Imagine my surprise when I opened Alan Watt’s The 90-Day Novel: Unlock the Story Within, and I ran out of ink in my highlighter and dog-eared every other page. Taken from his LA Writer’s Lab online forum, Watt offers a hefty intro to get you started, and then provides the daily entries from the forum to encourage you through your three-month journey.
Tidbits like, “Holding [your story] loosely,” and “It is character that suggests plot,” aren’t new. But Watt’s understanding of human nature comes across on each page. “Problems are solved while dilemmas are resolved through a shift in perception” is one of his mantras, and it holds true. Your story begins with a problem, but in broader concept, it is about a dilemma in your character’s mind.
What struck me the most is the process he suggests. For the first thirty days, you create scenes and characters in ways that may surprise the seasoned writer. Then you dig in for the last two months, developing and utilizing your initial ideas and allowing your subconscious to do the work for you. Will it work for everyone? Maybe not. But the vast majority of writers will find at least a little tweak they can make in their habits, courtesy of Watt’s sharp insight and emotional intellect of human beings and plot.

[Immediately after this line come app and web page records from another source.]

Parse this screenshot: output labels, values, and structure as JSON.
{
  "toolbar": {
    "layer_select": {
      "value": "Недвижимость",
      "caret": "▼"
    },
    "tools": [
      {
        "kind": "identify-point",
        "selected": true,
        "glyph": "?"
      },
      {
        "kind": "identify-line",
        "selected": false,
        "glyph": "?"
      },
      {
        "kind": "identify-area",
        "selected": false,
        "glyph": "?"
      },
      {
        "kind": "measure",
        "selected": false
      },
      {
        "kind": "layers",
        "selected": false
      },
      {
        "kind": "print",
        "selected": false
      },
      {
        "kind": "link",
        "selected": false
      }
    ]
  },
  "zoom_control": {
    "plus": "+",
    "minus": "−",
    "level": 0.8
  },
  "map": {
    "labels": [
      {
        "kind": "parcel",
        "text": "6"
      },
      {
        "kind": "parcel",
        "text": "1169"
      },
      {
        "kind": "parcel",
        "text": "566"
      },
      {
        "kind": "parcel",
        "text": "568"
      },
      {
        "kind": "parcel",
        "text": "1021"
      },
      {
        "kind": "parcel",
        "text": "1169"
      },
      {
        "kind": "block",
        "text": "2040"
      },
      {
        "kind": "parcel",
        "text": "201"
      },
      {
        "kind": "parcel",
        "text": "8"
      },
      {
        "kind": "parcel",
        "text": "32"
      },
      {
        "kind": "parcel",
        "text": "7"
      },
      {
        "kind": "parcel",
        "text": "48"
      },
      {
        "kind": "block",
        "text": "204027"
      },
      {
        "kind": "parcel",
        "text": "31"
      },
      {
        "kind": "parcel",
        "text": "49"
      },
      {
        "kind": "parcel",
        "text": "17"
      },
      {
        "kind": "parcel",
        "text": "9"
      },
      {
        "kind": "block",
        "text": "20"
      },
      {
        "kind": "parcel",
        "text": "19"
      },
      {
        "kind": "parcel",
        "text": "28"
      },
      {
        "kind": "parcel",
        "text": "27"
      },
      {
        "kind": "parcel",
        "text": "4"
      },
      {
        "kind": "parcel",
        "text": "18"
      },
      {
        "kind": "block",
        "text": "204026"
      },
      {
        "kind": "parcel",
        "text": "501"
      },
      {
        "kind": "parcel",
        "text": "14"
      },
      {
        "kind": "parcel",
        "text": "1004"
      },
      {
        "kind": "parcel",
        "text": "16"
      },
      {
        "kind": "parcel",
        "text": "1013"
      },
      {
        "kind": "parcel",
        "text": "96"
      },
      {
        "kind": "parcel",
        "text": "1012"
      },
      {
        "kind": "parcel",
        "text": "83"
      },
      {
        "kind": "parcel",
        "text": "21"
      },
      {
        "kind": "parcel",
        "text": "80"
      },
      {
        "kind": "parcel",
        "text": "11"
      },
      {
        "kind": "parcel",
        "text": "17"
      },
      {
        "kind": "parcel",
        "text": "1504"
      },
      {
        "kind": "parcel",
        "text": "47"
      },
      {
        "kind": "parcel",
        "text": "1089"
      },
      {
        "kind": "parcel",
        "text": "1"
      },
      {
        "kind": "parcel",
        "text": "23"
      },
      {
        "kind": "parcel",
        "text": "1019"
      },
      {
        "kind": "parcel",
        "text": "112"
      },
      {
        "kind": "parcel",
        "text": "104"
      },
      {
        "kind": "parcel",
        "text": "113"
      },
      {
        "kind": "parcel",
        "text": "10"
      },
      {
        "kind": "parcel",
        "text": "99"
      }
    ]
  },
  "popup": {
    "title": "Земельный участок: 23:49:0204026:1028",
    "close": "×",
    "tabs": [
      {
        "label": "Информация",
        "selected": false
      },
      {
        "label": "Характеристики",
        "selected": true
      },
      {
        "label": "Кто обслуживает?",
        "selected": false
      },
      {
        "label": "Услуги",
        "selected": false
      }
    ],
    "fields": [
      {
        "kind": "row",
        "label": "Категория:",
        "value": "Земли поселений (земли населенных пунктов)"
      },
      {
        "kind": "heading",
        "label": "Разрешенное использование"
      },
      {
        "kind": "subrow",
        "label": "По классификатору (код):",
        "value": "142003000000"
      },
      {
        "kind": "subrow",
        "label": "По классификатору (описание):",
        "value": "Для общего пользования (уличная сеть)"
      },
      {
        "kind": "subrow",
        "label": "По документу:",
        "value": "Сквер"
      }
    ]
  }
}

Not a perfect treatise on writing, the fact that the book is self-published comes through in occasional grammar and punctuation errors, and some mild formatting annoyances. Watt’s repeated references to his own award-winning novel, and what appears to be the only novel he’s had any success with, appears aggrandizing. Though I considered his lack of publishing experience, I found it didn’t matter: the man gets people and story.
Every writer of fiction or nonfiction should read this book. While Watt’s daily entries can be repetitive, they are an excellent guide for the newbie. For the experienced, read it with an eye for what you need to rethink or revamp in your own process.
Star rating: 4.5
Ally Bishop is the reviews editor of Hippocampus Magazine.